Problem
Once you have read the listing below, write all of it out again exactly.

------------

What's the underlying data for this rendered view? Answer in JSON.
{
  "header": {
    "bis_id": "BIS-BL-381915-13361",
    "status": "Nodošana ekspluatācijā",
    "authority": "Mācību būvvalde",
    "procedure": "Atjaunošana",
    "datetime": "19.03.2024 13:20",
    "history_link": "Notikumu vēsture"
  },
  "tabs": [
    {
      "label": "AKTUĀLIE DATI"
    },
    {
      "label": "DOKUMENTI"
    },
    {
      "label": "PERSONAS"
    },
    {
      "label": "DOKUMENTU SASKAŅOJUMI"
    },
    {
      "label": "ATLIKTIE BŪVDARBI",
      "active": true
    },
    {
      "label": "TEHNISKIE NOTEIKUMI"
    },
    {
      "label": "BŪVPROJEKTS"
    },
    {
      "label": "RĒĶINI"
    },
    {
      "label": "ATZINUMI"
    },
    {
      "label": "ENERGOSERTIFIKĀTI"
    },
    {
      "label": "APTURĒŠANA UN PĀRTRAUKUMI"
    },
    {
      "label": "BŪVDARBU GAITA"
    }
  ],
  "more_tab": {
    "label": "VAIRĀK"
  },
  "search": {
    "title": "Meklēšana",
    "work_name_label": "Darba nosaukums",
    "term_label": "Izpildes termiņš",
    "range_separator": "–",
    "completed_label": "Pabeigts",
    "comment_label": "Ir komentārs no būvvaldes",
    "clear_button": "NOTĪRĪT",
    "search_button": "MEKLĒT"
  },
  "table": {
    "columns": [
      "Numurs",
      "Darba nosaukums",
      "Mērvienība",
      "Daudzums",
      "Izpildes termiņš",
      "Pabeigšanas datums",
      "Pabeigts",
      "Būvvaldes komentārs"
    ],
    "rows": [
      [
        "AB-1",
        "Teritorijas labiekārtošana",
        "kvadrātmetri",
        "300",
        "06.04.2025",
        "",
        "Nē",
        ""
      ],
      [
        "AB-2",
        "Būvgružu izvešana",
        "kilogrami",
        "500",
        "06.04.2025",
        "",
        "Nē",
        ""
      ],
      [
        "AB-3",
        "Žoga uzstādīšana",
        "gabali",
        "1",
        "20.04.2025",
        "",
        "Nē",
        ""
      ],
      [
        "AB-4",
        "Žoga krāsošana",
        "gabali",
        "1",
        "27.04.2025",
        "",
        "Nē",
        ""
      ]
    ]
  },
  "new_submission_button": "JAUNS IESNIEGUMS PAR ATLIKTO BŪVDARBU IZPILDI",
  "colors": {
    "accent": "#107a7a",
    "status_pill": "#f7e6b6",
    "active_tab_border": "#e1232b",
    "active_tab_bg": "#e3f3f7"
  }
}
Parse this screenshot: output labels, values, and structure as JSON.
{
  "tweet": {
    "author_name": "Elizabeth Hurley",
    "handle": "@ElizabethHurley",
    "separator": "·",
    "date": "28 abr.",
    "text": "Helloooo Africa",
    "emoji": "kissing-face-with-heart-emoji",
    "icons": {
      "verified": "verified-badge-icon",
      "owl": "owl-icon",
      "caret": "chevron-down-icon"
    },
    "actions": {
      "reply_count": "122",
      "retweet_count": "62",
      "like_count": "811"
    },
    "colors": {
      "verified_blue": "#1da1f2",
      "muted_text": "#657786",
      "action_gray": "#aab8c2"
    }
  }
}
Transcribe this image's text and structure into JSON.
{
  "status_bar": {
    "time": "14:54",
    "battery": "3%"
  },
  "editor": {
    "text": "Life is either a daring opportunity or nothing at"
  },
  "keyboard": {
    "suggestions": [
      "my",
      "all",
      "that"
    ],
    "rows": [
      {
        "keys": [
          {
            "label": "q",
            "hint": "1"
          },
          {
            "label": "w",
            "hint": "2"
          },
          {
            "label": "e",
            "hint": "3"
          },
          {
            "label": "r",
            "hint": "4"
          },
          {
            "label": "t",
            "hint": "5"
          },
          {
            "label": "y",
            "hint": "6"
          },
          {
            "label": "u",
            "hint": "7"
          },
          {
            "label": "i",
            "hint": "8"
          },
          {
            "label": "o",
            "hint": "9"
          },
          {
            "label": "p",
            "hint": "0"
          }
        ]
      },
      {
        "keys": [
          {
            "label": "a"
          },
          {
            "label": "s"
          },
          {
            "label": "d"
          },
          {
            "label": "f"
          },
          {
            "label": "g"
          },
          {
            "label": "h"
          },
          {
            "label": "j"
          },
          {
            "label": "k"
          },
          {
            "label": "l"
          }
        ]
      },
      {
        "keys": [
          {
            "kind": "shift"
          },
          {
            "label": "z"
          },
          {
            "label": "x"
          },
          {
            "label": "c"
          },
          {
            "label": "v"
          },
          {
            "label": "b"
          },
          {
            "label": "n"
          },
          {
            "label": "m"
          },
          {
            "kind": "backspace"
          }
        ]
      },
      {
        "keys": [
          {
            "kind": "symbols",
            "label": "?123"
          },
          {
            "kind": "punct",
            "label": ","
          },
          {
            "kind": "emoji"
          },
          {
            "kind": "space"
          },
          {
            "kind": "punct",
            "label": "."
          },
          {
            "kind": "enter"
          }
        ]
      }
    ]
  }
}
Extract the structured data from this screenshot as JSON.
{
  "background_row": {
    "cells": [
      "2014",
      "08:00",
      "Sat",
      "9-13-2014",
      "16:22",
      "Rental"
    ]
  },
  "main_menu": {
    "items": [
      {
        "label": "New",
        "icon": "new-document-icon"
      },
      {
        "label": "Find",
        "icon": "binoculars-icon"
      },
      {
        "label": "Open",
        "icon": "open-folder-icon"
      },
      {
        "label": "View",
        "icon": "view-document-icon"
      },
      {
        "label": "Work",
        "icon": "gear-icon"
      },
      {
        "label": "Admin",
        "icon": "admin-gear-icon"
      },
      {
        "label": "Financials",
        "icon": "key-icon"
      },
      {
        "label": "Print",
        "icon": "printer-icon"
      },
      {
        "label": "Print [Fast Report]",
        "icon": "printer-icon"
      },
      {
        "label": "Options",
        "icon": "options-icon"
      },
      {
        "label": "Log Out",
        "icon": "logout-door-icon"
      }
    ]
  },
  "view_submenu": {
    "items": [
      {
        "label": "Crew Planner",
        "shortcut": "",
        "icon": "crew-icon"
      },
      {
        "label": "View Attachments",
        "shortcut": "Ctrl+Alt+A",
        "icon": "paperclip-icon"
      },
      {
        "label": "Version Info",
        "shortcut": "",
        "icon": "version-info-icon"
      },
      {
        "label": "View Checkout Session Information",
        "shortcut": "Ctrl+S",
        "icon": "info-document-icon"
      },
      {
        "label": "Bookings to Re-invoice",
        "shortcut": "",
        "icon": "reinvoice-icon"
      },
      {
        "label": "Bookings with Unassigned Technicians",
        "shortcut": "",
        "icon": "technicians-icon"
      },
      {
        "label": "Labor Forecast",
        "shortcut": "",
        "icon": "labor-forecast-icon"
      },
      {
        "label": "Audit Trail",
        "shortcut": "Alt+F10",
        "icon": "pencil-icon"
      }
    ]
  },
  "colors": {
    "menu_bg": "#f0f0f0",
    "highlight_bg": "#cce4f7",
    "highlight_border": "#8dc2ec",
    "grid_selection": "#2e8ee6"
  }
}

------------

Response to this task
What's the underlying data for this rendered view? Answer in JSON.
{
  "header": {
    "bis_id": "BIS-BL-381915-13361",
    "status": "Nodošana ekspluatācijā",
    "authority": "Mācību būvvalde",
    "procedure": "Atjaunošana",
    "datetime": "19.03.2024 13:20",
    "history_link": "Notikumu vēsture"
  },
  "tabs": [
    {
      "label": "AKTUĀLIE DATI"
    },
    {
      "label": "DOKUMENTI"
    },
    {
      "label": "PERSONAS"
    },
    {
      "label": "DOKUMENTU SASKAŅOJUMI"
    },
    {
      "label": "ATLIKTIE BŪVDARBI",
      "active": true
    },
    {
      "label": "TEHNISKIE NOTEIKUMI"
    },
    {
      "label": "BŪVPROJEKTS"
    },
    {
      "label": "RĒĶINI"
    },
    {
      "label": "ATZINUMI"
    },
    {
      "label": "ENERGOSERTIFIKĀTI"
    },
    {
      "label": "APTURĒŠANA UN PĀRTRAUKUMI"
    },
    {
      "label": "BŪVDARBU GAITA"
    }
  ],
  "more_tab": {
    "label": "VAIRĀK"
  },
  "search": {
    "title": "Meklēšana",
    "work_name_label": "Darba nosaukums",
    "term_label": "Izpildes termiņš",
    "range_separator": "–",
    "completed_label": "Pabeigts",
    "comment_label": "Ir komentārs no būvvaldes",
    "clear_button": "NOTĪRĪT",
    "search_button": "MEKLĒT"
  },
  "table": {
    "columns": [
      "Numurs",
      "Darba nosaukums",
      "Mērvienība",
      "Daudzums",
      "Izpildes termiņš",
      "Pabeigšanas datums",
      "Pabeigts",
      "Būvvaldes komentārs"
    ],
    "rows": [
      [
        "AB-1",
        "Teritorijas labiekārtošana",
        "kvadrātmetri",
        "300",
        "06.04.2025",
        "",
        "Nē",
        ""
      ],
      [
        "AB-2",
        "Būvgružu izvešana",
        "kilogrami",
        "500",
        "06.04.2025",
        "",
        "Nē",
        ""
      ],
      [
        "AB-3",
        "Žoga uzstādīšana",
        "gabali",
        "1",
        "20.04.2025",
        "",
        "Nē",
        ""
      ],
      [
        "AB-4",
        "Žoga krāsošana",
        "gabali",
        "1",
        "27.04.2025",
        "",
        "Nē",
        ""
      ]
    ]
  },
  "new_submission_button": "JAUNS IESNIEGUMS PAR ATLIKTO BŪVDARBU IZPILDI",
  "colors": {
    "accent": "#107a7a",
    "status_pill": "#f7e6b6",
    "active_tab_border": "#e1232b",
    "active_tab_bg": "#e3f3f7"
  }
}
Parse this screenshot: output labels, values, and structure as JSON.
{
  "tweet": {
    "author_name": "Elizabeth Hurley",
    "handle": "@ElizabethHurley",
    "separator": "·",
    "date": "28 abr.",
    "text": "Helloooo Africa",
    "emoji": "kissing-face-with-heart-emoji",
    "icons": {
      "verified": "verified-badge-icon",
      "owl": "owl-icon",
      "caret": "chevron-down-icon"
    },
    "actions": {
      "reply_count": "122",
      "retweet_count": "62",
      "like_count": "811"
    },
    "colors": {
      "verified_blue": "#1da1f2",
      "muted_text": "#657786",
      "action_gray": "#aab8c2"
    }
  }
}
Transcribe this image's text and structure into JSON.
{
  "status_bar": {
    "time": "14:54",
    "battery": "3%"
  },
  "editor": {
    "text": "Life is either a daring opportunity or nothing at"
  },
  "keyboard": {
    "suggestions": [
      "my",
      "all",
      "that"
    ],
    "rows": [
      {
        "keys": [
          {
            "label": "q",
            "hint": "1"
          },
          {
            "label": "w",
            "hint": "2"
          },
          {
            "label": "e",
            "hint": "3"
          },
          {
            "label": "r",
            "hint": "4"
          },
          {
            "label": "t",
            "hint": "5"
          },
          {
            "label": "y",
            "hint": "6"
          },
          {
            "label": "u",
            "hint": "7"
          },
          {
            "label": "i",
            "hint": "8"
          },
          {
            "label": "o",
            "hint": "9"
          },
          {
            "label": "p",
            "hint": "0"
          }
        ]
      },
      {
        "keys": [
          {
            "label": "a"
          },
          {
            "label": "s"
          },
          {
            "label": "d"
          },
          {
            "label": "f"
          },
          {
            "label": "g"
          },
          {
            "label": "h"
          },
          {
            "label": "j"
          },
          {
            "label": "k"
          },
          {
            "label": "l"
          }
        ]
      },
      {
        "keys": [
          {
            "kind": "shift"
          },
          {
            "label": "z"
          },
          {
            "label": "x"
          },
          {
            "label": "c"
          },
          {
            "label": "v"
          },
          {
            "label": "b"
          },
          {
            "label": "n"
          },
          {
            "label": "m"
          },
          {
            "kind": "backspace"
          }
        ]
      },
      {
        "keys": [
          {
            "kind": "symbols",
            "label": "?123"
          },
          {
            "kind": "punct",
            "label": ","
          },
          {
            "kind": "emoji"
          },
          {
            "kind": "space"
          },
          {
            "kind": "punct",
            "label": "."
          },
          {
            "kind": "enter"
          }
        ]
      }
    ]
  }
}
Extract the structured data from this screenshot as JSON.
{
  "background_row": {
    "cells": [
      "2014",
      "08:00",
      "Sat",
      "9-13-2014",
      "16:22",
      "Rental"
    ]
  },
  "main_menu": {
    "items": [
      {
        "label": "New",
        "icon": "new-document-icon"
      },
      {
        "label": "Find",
        "icon": "binoculars-icon"
      },
      {
        "label": "Open",
        "icon": "open-folder-icon"
      },
      {
        "label": "View",
        "icon": "view-document-icon"
      },
      {
        "label": "Work",
        "icon": "gear-icon"
      },
      {
        "label": "Admin",
        "icon": "admin-gear-icon"
      },
      {
        "label": "Financials",
        "icon": "key-icon"
      },
      {
        "label": "Print",
        "icon": "printer-icon"
      },
      {
        "label": "Print [Fast Report]",
        "icon": "printer-icon"
      },
      {
        "label": "Options",
        "icon": "options-icon"
      },
      {
        "label": "Log Out",
        "icon": "logout-door-icon"
      }
    ]
  },
  "view_submenu": {
    "items": [
      {
        "label": "Crew Planner",
        "shortcut": "",
        "icon": "crew-icon"
      },
      {
        "label": "View Attachments",
        "shortcut": "Ctrl+Alt+A",
        "icon": "paperclip-icon"
      },
      {
        "label": "Version Info",
        "shortcut": "",
        "icon": "version-info-icon"
      },
      {
        "label": "View Checkout Session Information",
        "shortcut": "Ctrl+S",
        "icon": "info-document-icon"
      },
      {
        "label": "Bookings to Re-invoice",
        "shortcut": "",
        "icon": "reinvoice-icon"
      },
      {
        "label": "Bookings with Unassigned Technicians",
        "shortcut": "",
        "icon": "technicians-icon"
      },
      {
        "label": "Labor Forecast",
        "shortcut": "",
        "icon": "labor-forecast-icon"
      },
      {
        "label": "Audit Trail",
        "shortcut": "Alt+F10",
        "icon": "pencil-icon"
      }
    ]
  },
  "colors": {
    "menu_bg": "#f0f0f0",
    "highlight_bg": "#cce4f7",
    "highlight_border": "#8dc2ec",
    "grid_selection": "#2e8ee6"
  }
}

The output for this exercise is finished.